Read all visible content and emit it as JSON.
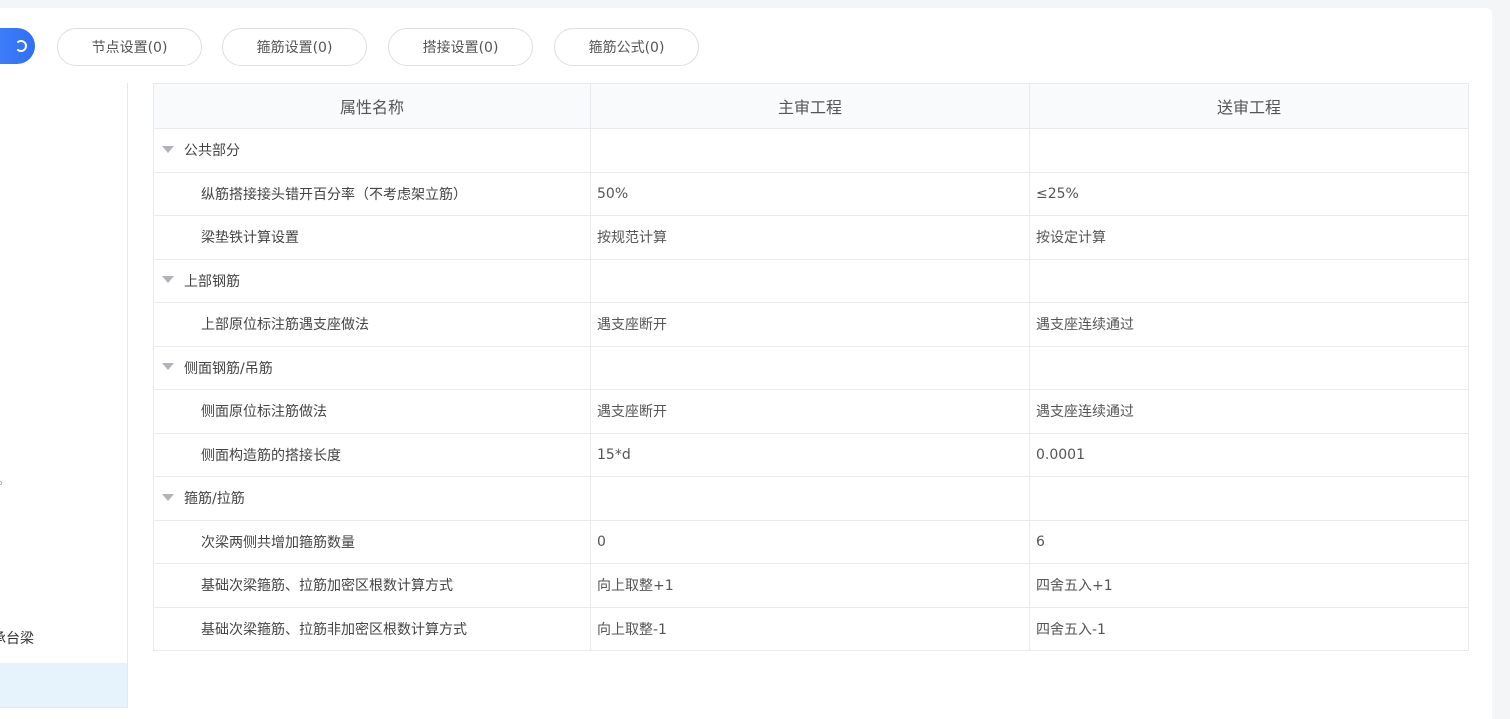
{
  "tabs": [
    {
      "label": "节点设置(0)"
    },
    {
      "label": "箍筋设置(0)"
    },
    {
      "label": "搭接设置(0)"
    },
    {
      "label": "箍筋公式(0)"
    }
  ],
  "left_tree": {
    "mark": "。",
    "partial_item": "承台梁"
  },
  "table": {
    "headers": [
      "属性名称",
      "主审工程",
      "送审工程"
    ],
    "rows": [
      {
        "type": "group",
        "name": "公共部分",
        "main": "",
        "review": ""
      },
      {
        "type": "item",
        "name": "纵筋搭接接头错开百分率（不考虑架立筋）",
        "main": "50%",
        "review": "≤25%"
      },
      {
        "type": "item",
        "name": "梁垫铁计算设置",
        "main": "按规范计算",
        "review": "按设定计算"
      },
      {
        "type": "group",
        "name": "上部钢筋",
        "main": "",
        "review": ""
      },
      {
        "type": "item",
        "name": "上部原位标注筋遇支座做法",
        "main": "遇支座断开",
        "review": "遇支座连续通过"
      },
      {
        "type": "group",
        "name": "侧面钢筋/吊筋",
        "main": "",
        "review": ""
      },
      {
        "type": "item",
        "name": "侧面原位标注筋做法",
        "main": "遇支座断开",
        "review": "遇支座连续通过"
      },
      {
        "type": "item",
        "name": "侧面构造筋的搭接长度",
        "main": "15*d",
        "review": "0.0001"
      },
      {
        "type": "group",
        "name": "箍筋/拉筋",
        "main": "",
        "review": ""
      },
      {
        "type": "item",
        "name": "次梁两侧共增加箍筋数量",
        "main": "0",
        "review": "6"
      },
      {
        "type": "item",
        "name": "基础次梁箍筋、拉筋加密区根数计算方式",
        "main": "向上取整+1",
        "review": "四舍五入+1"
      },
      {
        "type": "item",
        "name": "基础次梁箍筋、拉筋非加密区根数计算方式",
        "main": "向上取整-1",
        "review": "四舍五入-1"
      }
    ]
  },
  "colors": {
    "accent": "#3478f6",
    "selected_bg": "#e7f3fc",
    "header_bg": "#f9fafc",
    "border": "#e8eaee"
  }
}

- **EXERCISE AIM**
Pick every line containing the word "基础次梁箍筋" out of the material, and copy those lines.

- **ANSWER SPACE**
        "name": "基础次梁箍筋、拉筋加密区根数计算方式",
        "name": "基础次梁箍筋、拉筋非加密区根数计算方式",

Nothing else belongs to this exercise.